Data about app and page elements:
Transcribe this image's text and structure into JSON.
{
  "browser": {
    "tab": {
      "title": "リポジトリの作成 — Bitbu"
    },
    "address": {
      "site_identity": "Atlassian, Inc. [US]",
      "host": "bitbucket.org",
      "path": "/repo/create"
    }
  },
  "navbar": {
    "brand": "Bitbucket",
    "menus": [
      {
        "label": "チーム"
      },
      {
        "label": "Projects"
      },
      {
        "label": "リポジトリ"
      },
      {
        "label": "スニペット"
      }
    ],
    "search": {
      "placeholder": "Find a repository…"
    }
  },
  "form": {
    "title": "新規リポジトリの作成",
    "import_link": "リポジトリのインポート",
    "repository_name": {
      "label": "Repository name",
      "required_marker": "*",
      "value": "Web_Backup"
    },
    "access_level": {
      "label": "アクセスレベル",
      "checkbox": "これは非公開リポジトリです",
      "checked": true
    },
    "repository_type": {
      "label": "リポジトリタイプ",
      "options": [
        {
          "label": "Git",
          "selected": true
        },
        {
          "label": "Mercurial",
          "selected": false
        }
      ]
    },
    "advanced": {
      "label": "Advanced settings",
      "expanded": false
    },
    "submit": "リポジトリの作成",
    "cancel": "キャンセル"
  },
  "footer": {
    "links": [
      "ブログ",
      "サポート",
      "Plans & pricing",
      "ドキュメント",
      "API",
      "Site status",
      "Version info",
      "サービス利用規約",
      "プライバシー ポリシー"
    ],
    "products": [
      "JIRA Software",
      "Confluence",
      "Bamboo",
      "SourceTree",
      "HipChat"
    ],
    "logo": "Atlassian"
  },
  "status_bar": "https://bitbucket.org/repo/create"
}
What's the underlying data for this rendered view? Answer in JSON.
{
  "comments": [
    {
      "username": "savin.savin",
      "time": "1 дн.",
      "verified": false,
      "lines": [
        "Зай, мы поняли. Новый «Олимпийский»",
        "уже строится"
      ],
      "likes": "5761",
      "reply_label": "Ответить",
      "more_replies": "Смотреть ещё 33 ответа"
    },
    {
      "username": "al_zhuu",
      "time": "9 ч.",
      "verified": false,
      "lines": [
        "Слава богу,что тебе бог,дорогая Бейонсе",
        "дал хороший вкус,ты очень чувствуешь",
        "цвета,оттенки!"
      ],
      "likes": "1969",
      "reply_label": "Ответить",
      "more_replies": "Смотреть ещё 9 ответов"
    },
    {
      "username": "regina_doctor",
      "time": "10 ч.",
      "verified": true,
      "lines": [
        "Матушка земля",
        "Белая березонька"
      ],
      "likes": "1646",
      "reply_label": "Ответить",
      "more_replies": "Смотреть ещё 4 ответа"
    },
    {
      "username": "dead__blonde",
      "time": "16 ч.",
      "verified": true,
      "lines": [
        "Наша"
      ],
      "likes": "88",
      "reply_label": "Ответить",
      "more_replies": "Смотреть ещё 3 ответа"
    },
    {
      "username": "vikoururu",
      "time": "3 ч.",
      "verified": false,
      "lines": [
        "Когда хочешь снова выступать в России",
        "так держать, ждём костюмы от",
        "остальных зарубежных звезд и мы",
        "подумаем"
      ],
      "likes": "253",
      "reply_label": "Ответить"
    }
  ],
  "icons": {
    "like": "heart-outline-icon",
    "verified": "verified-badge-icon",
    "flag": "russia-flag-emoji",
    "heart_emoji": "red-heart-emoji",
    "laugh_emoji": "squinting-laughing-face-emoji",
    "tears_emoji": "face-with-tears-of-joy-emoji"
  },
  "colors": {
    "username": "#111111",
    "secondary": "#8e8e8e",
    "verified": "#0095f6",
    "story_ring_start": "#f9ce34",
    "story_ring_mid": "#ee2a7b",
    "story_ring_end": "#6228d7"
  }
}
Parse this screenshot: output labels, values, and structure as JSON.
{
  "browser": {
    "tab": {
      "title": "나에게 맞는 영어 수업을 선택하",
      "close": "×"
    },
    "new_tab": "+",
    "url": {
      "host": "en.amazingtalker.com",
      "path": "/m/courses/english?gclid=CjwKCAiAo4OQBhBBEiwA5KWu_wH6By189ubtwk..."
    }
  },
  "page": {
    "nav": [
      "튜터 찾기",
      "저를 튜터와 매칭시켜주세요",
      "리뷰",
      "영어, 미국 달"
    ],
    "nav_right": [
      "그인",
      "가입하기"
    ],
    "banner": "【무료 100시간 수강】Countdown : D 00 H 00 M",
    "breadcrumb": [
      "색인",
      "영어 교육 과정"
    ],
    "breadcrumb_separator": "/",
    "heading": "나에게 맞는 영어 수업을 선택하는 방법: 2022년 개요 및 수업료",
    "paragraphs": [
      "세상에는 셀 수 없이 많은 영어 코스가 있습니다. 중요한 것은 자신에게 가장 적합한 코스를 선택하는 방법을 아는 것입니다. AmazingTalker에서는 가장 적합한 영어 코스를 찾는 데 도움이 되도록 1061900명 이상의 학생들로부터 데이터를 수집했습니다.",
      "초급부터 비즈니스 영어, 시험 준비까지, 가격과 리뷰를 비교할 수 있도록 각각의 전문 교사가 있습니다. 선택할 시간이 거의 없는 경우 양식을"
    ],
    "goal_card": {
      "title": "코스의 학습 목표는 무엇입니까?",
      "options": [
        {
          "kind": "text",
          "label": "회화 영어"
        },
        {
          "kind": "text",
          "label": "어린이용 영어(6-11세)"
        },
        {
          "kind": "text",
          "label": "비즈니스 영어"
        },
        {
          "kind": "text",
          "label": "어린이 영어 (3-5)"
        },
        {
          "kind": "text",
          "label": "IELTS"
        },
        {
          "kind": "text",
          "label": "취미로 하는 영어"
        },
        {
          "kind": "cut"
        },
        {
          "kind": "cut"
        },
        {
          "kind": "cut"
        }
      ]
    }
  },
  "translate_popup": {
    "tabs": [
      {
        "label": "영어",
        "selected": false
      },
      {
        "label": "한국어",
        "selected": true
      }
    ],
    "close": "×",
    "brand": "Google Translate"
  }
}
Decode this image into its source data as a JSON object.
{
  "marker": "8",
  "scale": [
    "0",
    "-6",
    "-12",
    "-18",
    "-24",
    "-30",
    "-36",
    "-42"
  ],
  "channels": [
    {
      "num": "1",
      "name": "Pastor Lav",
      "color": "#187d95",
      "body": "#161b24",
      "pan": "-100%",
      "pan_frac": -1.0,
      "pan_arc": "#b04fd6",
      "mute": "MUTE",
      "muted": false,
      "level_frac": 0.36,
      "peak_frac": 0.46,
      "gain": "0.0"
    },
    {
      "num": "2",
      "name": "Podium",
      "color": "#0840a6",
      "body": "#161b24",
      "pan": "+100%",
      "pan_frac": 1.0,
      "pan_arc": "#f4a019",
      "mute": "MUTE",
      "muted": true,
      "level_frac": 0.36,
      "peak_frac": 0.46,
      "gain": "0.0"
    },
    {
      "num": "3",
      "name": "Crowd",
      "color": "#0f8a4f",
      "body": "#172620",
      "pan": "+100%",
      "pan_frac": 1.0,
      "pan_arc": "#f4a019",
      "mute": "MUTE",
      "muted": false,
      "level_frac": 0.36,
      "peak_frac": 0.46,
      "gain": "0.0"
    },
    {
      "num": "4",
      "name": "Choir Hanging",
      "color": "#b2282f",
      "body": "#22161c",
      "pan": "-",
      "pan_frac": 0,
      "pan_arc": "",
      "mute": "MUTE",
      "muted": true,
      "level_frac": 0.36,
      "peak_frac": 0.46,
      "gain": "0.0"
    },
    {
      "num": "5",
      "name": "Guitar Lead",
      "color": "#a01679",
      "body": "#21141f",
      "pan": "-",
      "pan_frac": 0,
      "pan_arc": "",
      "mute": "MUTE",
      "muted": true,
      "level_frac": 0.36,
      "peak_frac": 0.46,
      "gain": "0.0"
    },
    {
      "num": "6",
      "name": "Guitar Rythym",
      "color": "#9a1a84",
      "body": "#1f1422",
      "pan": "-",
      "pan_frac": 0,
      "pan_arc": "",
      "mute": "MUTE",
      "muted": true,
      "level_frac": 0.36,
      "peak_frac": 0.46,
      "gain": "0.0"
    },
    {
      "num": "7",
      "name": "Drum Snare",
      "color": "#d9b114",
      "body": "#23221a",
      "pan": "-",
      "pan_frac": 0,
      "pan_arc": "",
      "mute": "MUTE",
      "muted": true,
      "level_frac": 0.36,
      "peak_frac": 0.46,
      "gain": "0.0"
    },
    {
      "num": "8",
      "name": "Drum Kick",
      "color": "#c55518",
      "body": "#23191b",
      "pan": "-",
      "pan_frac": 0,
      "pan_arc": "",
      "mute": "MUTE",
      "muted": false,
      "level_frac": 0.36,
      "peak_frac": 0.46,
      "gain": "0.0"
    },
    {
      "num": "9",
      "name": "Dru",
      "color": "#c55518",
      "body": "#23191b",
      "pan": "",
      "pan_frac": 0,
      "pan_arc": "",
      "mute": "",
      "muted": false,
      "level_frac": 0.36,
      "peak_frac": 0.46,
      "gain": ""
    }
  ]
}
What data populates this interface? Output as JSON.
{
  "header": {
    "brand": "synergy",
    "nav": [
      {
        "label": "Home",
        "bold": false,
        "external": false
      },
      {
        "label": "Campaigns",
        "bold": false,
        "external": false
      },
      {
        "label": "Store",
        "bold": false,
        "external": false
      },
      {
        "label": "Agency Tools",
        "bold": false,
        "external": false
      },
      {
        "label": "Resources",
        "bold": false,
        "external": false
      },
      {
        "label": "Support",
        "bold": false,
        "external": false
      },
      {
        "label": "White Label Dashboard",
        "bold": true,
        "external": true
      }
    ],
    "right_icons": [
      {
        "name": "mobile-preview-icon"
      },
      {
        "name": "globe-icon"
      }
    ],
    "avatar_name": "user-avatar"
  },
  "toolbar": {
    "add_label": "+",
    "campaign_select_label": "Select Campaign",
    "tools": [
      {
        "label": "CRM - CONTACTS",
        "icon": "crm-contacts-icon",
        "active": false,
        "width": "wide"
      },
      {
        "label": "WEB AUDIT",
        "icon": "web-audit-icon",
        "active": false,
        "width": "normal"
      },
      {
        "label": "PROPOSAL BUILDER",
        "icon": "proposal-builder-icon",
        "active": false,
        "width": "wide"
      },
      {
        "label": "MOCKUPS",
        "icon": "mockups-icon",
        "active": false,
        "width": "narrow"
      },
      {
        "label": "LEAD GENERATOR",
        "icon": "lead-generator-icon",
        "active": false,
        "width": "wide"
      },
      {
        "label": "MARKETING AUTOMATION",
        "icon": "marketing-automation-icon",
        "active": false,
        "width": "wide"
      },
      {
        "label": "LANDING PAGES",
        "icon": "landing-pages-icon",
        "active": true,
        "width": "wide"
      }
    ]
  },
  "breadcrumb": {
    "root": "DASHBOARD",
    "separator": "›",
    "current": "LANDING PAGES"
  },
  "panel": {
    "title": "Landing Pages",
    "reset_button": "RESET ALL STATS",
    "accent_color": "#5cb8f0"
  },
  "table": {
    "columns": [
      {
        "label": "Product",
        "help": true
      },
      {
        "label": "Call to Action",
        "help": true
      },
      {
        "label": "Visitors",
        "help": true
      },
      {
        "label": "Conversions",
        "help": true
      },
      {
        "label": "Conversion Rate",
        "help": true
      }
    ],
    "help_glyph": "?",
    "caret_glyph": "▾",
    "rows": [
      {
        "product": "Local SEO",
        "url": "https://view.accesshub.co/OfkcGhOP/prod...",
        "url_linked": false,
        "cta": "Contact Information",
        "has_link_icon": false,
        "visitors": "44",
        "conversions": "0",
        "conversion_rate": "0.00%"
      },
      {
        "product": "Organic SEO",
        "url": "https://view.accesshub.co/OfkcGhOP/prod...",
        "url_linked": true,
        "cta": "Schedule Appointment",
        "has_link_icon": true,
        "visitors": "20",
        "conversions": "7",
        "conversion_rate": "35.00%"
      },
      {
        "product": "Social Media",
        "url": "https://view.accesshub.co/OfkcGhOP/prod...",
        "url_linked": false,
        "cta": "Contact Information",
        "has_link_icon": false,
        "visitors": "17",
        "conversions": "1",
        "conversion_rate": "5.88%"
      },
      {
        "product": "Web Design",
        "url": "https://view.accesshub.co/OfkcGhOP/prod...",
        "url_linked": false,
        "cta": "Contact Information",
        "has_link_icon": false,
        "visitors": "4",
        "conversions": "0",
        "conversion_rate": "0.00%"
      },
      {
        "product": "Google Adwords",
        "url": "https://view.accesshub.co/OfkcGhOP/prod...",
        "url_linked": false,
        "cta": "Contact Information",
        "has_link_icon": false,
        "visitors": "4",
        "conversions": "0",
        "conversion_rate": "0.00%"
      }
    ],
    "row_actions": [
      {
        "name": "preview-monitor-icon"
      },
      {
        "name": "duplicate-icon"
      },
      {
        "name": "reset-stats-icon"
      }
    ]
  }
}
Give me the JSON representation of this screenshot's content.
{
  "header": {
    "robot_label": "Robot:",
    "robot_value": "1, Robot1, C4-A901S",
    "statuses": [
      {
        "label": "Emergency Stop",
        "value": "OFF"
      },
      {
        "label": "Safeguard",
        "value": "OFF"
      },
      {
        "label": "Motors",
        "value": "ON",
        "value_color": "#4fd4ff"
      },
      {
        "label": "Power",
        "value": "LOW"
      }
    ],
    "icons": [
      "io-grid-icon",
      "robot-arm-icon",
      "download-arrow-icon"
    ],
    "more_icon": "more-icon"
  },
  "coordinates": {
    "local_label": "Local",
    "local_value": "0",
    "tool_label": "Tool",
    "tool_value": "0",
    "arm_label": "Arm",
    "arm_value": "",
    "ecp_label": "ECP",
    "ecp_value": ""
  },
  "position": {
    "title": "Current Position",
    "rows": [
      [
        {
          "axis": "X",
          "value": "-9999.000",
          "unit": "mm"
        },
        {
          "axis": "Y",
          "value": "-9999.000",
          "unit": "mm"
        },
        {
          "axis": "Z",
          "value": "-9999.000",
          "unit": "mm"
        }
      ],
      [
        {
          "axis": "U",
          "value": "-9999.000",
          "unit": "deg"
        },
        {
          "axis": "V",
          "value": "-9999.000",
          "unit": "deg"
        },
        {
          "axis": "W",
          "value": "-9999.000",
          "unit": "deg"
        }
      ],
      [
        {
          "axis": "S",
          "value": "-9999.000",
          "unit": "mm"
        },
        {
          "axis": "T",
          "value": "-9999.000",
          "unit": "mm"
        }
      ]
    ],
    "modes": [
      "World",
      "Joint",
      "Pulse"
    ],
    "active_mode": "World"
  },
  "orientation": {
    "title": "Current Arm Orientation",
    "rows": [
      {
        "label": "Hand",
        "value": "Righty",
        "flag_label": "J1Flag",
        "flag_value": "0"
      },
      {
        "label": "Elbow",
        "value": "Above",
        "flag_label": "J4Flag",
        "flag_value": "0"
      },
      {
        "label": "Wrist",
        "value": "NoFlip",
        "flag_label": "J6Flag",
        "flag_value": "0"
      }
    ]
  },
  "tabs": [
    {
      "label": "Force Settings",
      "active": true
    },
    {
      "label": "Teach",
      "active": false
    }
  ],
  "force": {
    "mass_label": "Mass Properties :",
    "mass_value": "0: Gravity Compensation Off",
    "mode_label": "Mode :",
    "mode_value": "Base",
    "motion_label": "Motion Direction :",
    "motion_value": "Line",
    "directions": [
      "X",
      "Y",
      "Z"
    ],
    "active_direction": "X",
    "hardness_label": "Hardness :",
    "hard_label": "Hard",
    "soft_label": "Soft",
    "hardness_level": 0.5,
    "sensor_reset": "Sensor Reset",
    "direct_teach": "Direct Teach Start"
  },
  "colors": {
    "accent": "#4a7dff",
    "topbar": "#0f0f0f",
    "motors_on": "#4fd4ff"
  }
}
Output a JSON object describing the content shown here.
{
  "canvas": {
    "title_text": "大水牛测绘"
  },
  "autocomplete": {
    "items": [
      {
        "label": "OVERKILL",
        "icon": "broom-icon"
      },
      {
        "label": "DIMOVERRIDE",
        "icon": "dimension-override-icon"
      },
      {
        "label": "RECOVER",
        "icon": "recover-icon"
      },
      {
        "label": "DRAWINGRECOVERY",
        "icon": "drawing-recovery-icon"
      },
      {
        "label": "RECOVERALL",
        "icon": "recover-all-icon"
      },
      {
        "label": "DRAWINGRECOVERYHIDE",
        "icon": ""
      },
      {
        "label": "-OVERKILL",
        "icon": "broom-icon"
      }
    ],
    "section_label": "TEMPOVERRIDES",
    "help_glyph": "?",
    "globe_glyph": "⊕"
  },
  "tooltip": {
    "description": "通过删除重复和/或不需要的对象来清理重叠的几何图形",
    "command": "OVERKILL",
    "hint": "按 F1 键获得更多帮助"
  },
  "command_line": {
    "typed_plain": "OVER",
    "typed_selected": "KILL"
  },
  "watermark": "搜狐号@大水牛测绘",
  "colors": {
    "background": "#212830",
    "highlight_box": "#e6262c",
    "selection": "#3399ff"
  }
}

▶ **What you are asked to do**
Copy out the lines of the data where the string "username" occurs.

▶ **Answer for the task**
      "username": "savin.savin",
      "username": "al_zhuu",
      "username": "regina_doctor",
      "username": "dead__blonde",
      "username": "vikoururu",
    "username": "#111111",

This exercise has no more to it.